Antarctanax shackletoni: Iguana-Sized Reptile Roamed Antarctica 250 Million Years Ago

Saturday, February 2, 2019

Along the banks of a river, three archosaur inhabitants of the dense Voltzia conifer forest cross paths: Antarctanax shackletoni sneaks up on an early titanopetran insect, Prolacerta broomi lazes on a log, and an enigmatic large archosaur pursues two unsuspecting dicynodonts, Lystrosaurus maccaigi. Image credit: Adrienne Stroup, Field Museum.

Some 250 million years ago (early Triassic period), an early relative of dinosaurs and crocodiles lived in what is now a frozen continent, Antarctica, according to an international team of paleontologists from the United States and South Africa.

The ancient creature, named Antarctanax shackletoni, was a carnivore that hunted bugs, early mammal relatives, and amphibians.

Its small, incomplete skeleton was collected from Graphite Peak in the Transantarctic Mountains during a 2010-2011 expedition.

The fossil specimen consists of portions of the backbone, limbs and skull.

Antarctanax shackletoni was an archosaur, an early relative of crocodiles and dinosaurs,” said lead author Dr. Brandon Peecook, a paleontologist at Field Museum.

“On its own, it just looks a little like a lizard, but evolutionarily, it’s one of the first members of that big group.
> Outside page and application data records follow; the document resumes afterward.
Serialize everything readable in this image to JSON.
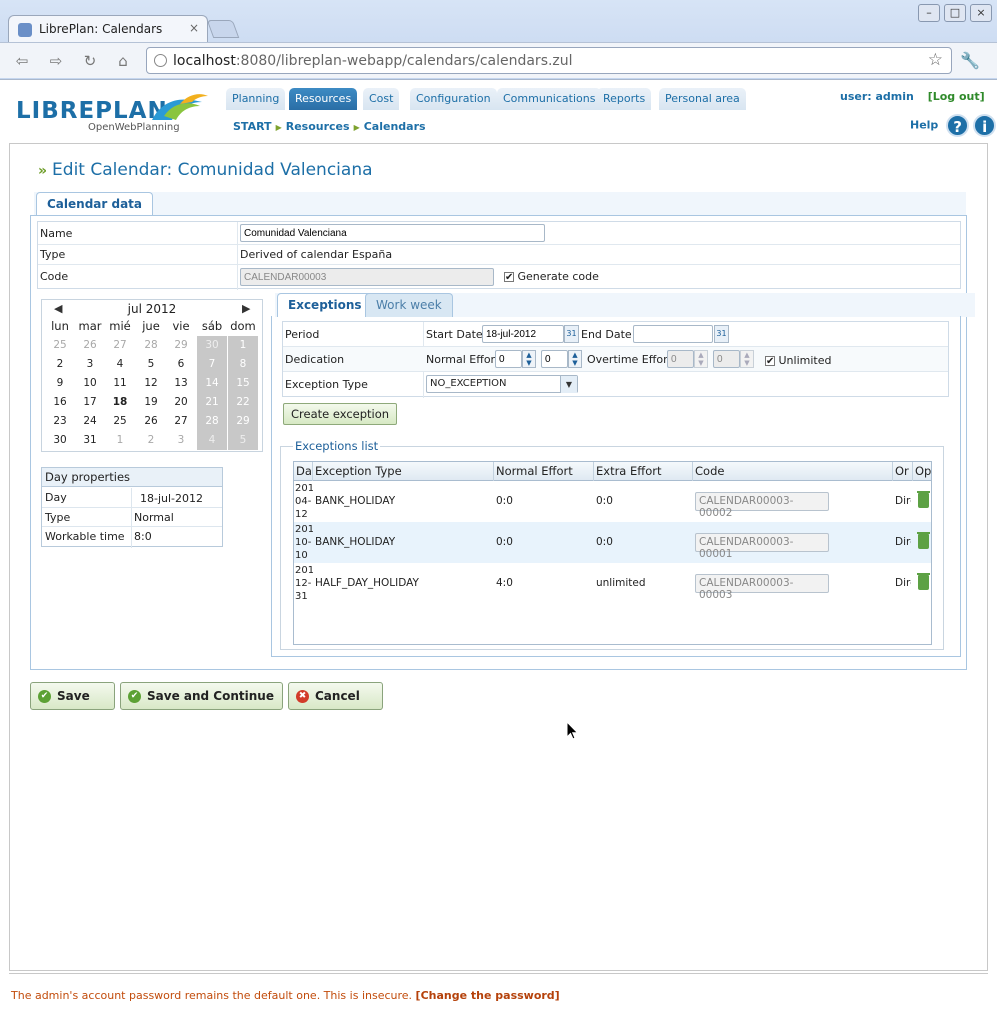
{
  "browser": {
    "tab_title": "LibrePlan: Calendars",
    "tab_close": "×",
    "url_host": "localhost",
    "url_rest": ":8080/libreplan-webapp/calendars/calendars.zul",
    "window_buttons": [
      "–",
      "□",
      "×"
    ]
  },
  "app": {
    "logo_text": "LIBREPLAN",
    "logo_tagline": "OpenWebPlanning",
    "nav": [
      "Planning",
      "Resources",
      "Cost",
      "Configuration",
      "Communications",
      "Reports",
      "Personal area"
    ],
    "nav_active": "Resources",
    "breadcrumb": [
      "START",
      "Resources",
      "Calendars"
    ],
    "user_label": "user: admin",
    "logout": "[Log out]",
    "help": "Help",
    "help_q": "?",
    "help_i": "i"
  },
  "page": {
    "title": "Edit Calendar: Comunidad Valenciana",
    "title_arrows": "»",
    "tab": "Calendar data",
    "fields": {
      "name_label": "Name",
      "name_value": "Comunidad Valenciana",
      "type_label": "Type",
      "type_value": "Derived of calendar España",
      "code_label": "Code",
      "code_value": "CALENDAR00003",
      "generate_code": "Generate code"
    }
  },
  "calendar": {
    "month": "jul 2012",
    "prev": "◀",
    "next": "▶",
    "weekdays": [
      "lun",
      "mar",
      "mié",
      "jue",
      "vie",
      "sáb",
      "dom"
    ],
    "weeks": [
      [
        "25",
        "26",
        "27",
        "28",
        "29",
        "30",
        "1"
      ],
      [
        "2",
        "3",
        "4",
        "5",
        "6",
        "7",
        "8"
      ],
      [
        "9",
        "10",
        "11",
        "12",
        "13",
        "14",
        "15"
      ],
      [
        "16",
        "17",
        "18",
        "19",
        "20",
        "21",
        "22"
      ],
      [
        "23",
        "24",
        "25",
        "26",
        "27",
        "28",
        "29"
      ],
      [
        "30",
        "31",
        "1",
        "2",
        "3",
        "4",
        "5"
      ]
    ],
    "selected_day": "18"
  },
  "day_properties": {
    "header": "Day properties",
    "rows": [
      {
        "label": "Day",
        "value": "18-jul-2012"
      },
      {
        "label": "Type",
        "value": "Normal"
      },
      {
        "label": "Workable time",
        "value": "8:0"
      }
    ]
  },
  "exceptions": {
    "tabs": [
      "Exceptions",
      "Work week"
    ],
    "period_label": "Period",
    "start_date_label": "Start Date:",
    "start_date_value": "18-jul-2012",
    "end_date_label": "End Date:",
    "end_date_value": "",
    "dedication_label": "Dedication",
    "normal_effort_label": "Normal Effort:",
    "normal_effort_h": "0",
    "normal_effort_m": "0",
    "overtime_effort_label": "Overtime Effort:",
    "overtime_effort_h": "0",
    "overtime_effort_m": "0",
    "unlimited_label": "Unlimited",
    "exception_type_label": "Exception Type",
    "exception_type_value": "NO_EXCEPTION",
    "create_button": "Create exception",
    "list_legend": "Exceptions list",
    "columns": [
      "Da",
      "Exception Type",
      "Normal Effort",
      "Extra Effort",
      "Code",
      "Or",
      "Op"
    ],
    "rows": [
      {
        "date_lines": [
          "201",
          "04-",
          "12"
        ],
        "type": "BANK_HOLIDAY",
        "normal": "0:0",
        "extra": "0:0",
        "code": "CALENDAR00003-00002",
        "origin": "Dire"
      },
      {
        "date_lines": [
          "201",
          "10-",
          "10"
        ],
        "type": "BANK_HOLIDAY",
        "normal": "0:0",
        "extra": "0:0",
        "code": "CALENDAR00003-00001",
        "origin": "Dire"
      },
      {
        "date_lines": [
          "201",
          "12-",
          "31"
        ],
        "type": "HALF_DAY_HOLIDAY",
        "normal": "4:0",
        "extra": "unlimited",
        "code": "CALENDAR00003-00003",
        "origin": "Dire"
      }
    ]
  },
  "actions": {
    "save": "Save",
    "save_continue": "Save and Continue",
    "cancel": "Cancel"
  },
  "footer": {
    "warning": "The admin's account password remains the default one. This is insecure.",
    "change_password": "[Change the password]"
  },
  "colors": {
    "brand": "#1d6fa7",
    "accent_green": "#6d9c28",
    "warning": "#c24c0c"
  }
}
It tells us how dinosaurs and their closest relatives evolved and spread.”

The most interesting thing about Antarctanax shackletoni, though, is where it lived, and when.

“The more we find out about prehistoric Antarctica, the weirder it is. We thought that Antarctic animals would be similar to the ones that were living in southern Africa, since those landmasses were joined back then. But we’re finding that Antarctica’s wildlife is surprisingly unique,” Dr. Peecook said.

About two million years before Antarctanax shackletoni lived Earth underwent its biggest-ever mass extinction event — the end-Permian mass extinction. Climate change, caused by volcanic eruptions, killed 90% of all animal life.

The years immediately after that extinction event were an evolutionary free-for-all — with the slate wiped clean by the mass extinction, new groups of animals vied to fill the gaps.

The archosaurs, including dinosaurs, were one of the groups that experienced enormous growth.

“Before the mass extinction, archosaurs were only found around the equator, but after it, they were everywhere,” Dr. Peecook said.

“And Antarctica had a combination of these brand-new animals and stragglers of animals that were already extinct in most places — what paleontologists call ‘dead clades walking.’ You’ve got tomorrow’s animals and yesterday’s animals, cohabiting in a cool place.”

The discovery of Antarctanax shackletoni bolsters the idea that Antarctica was a place of rapid evolution and diversification after the end-Permian mass extinction.

“The more different kinds of animals we find, the more we learn about the pattern of archosaurs taking over after the mass extinction,” Dr. Peecook said.

“Antarctica is one of those places on Earth, like the bottom of the sea, where we’re still in the very early stages of exploration.”

Antarctanax shackletoni is our little part of discovering the history of Antarctica.”

“Fossil exploration in Antarctica is really difficult, given all of the logistics involved. But since so little work has been done the potential for making important new discoveries is high — and that’s what Antarctanax shackletonirepresents,” said senior author Professor Christian Sidor, a researcher at the University of Washington and curator of vertebrate paleontology at the Burke Museum of Natural History & Culture.

“The same rocks that yielded Antarctanax shackletoni also yield some of the earliest mammal relatives from after the mass extinction.”

The study was published in the Journal of Vertebrate Paleontology.


Brandon R. Peecook et al. A novel archosauromorph from Antarctica and an updated review of a high-latitude vertebrate assemblage in the wake of the end-Permian mass extinction. Journal of Vertebrate Paleontology, published online January 31, 2019